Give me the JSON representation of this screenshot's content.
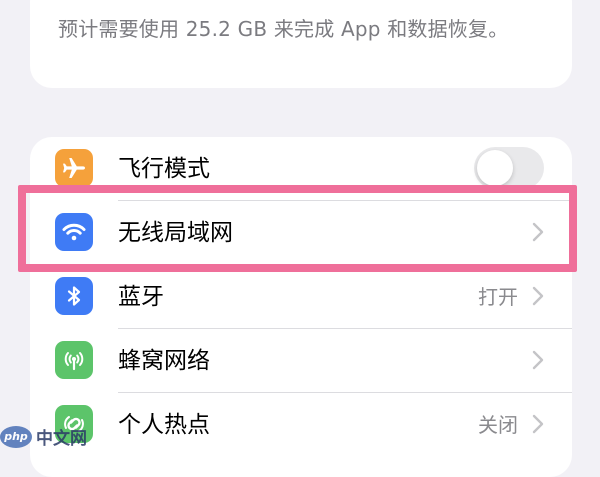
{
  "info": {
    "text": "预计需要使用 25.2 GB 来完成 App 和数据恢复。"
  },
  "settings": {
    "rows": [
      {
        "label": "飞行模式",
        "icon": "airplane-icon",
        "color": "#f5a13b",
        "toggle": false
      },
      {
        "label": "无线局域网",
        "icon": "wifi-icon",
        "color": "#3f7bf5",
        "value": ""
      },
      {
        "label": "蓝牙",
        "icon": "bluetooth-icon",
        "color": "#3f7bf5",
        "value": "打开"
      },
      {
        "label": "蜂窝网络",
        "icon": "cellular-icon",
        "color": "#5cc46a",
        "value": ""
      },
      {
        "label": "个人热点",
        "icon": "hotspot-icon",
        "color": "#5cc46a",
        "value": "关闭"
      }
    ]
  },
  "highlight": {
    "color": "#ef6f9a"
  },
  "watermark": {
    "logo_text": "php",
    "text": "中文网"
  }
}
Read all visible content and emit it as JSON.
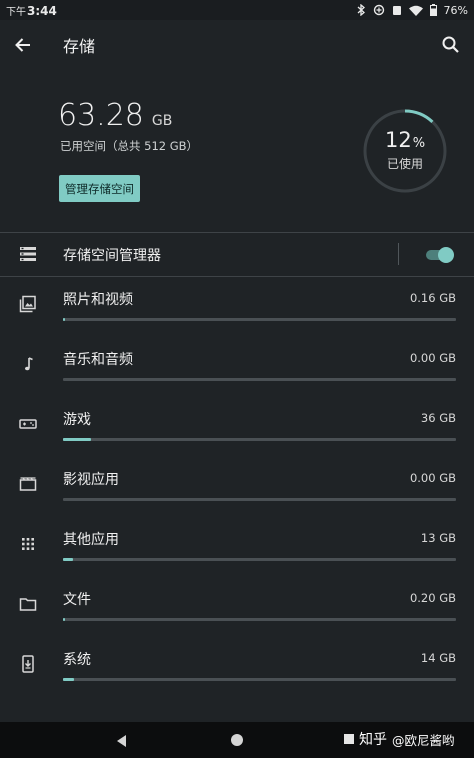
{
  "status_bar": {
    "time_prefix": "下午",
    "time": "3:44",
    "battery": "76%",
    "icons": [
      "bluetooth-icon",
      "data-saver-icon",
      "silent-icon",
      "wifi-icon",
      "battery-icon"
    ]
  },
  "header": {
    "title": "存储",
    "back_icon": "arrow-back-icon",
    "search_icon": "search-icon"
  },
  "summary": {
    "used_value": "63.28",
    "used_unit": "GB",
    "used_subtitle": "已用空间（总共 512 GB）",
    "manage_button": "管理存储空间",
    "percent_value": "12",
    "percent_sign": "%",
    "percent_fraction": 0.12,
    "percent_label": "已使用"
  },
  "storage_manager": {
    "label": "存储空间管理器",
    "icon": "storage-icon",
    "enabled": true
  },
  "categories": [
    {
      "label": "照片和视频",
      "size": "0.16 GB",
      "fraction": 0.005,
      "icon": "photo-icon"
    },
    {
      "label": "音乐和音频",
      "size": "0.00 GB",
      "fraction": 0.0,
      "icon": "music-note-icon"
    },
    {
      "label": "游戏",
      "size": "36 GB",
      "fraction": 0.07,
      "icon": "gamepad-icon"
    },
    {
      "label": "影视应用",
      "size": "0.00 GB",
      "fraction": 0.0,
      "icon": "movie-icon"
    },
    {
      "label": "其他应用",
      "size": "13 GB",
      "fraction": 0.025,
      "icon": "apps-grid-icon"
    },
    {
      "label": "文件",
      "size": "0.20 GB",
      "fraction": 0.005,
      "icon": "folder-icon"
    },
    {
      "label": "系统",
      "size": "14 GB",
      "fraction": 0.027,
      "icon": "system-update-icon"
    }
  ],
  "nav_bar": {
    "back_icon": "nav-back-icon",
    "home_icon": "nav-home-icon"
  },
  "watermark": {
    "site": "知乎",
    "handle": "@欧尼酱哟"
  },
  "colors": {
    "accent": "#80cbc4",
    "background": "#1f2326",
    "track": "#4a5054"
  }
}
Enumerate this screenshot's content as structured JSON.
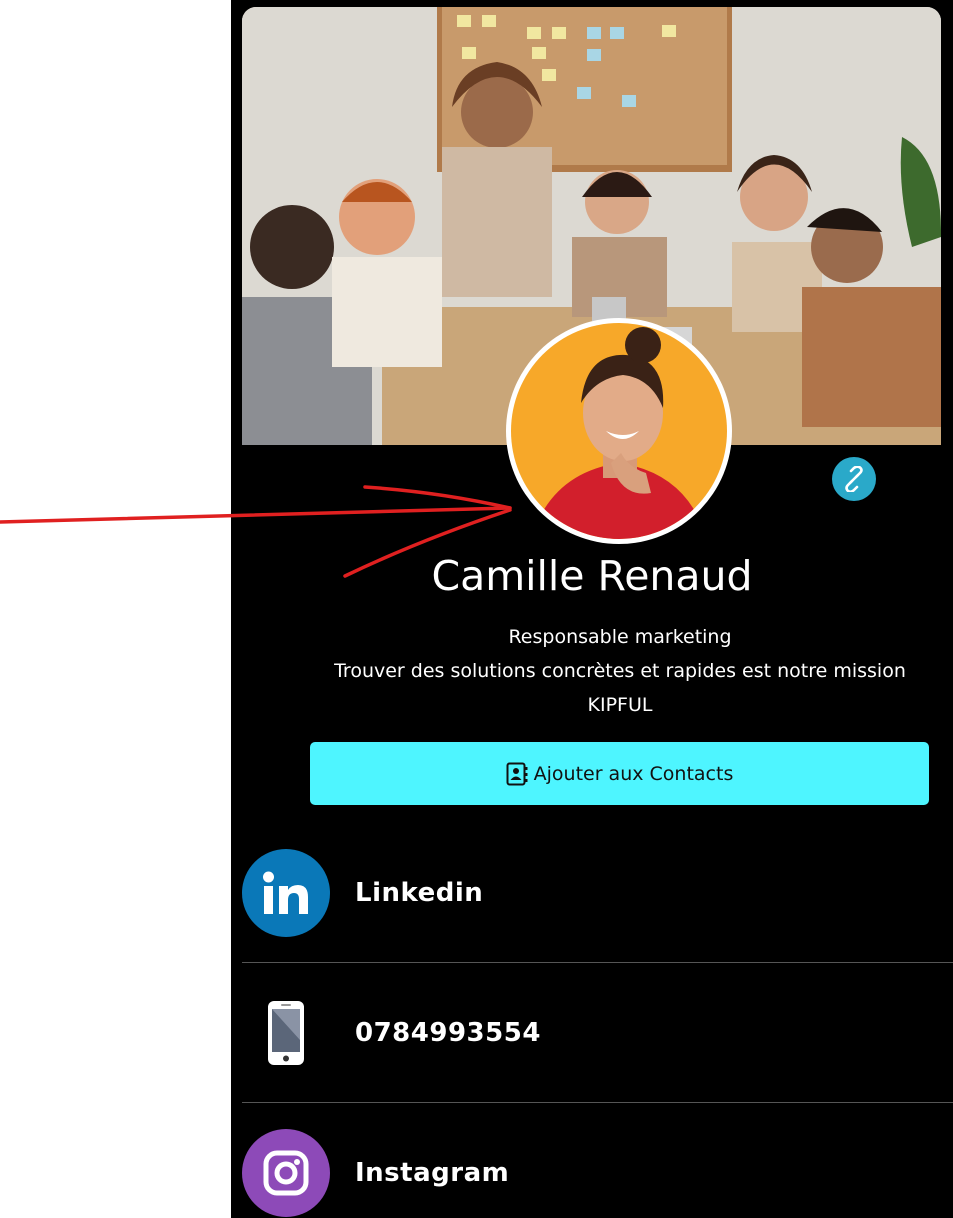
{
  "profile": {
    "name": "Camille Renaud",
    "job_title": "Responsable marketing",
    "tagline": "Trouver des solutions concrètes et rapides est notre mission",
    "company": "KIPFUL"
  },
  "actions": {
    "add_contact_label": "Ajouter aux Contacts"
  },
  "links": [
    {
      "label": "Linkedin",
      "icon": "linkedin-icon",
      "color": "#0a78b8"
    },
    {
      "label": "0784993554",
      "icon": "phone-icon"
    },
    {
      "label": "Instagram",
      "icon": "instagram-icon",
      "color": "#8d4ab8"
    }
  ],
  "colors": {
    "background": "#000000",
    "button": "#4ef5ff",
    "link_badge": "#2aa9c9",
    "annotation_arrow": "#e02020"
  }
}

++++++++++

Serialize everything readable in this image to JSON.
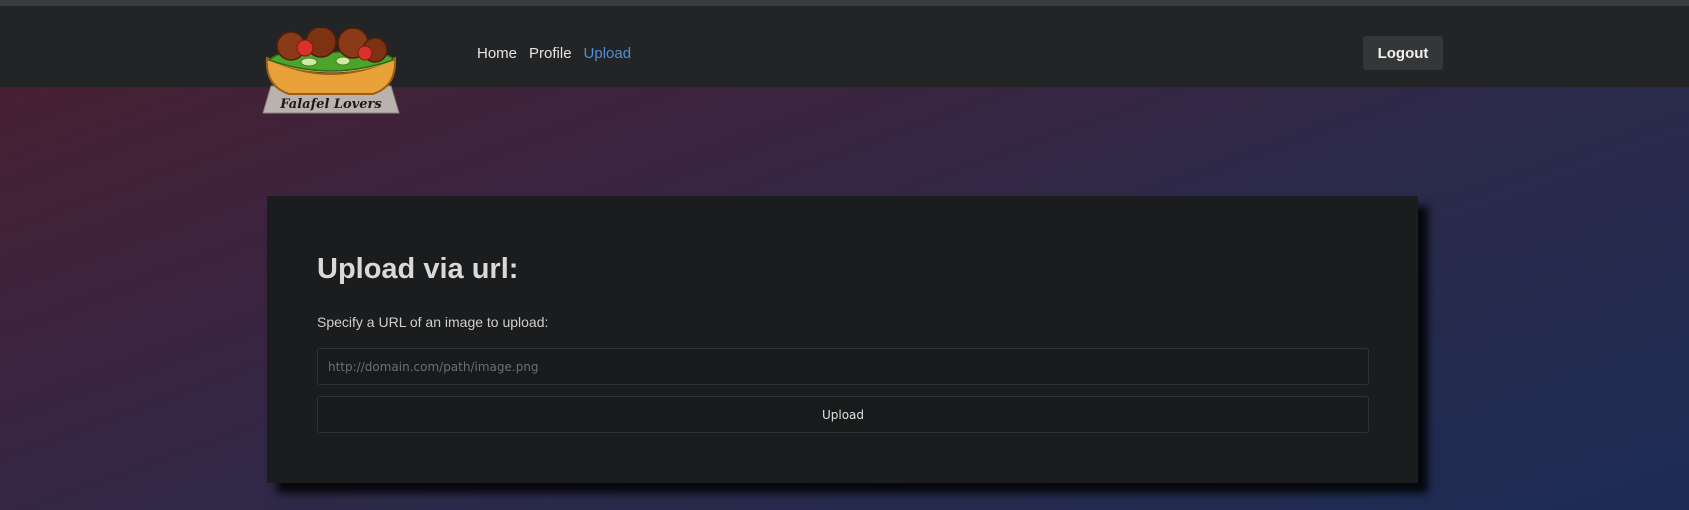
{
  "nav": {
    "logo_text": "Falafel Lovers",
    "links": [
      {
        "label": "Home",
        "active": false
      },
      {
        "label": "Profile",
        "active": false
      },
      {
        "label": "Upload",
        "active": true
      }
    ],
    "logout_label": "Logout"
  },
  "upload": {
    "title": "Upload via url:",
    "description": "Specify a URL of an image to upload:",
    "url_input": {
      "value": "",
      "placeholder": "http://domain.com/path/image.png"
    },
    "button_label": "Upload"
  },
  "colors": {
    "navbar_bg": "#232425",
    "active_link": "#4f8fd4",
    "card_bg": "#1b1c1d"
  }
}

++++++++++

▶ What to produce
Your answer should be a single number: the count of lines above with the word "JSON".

▶ Output for this task
4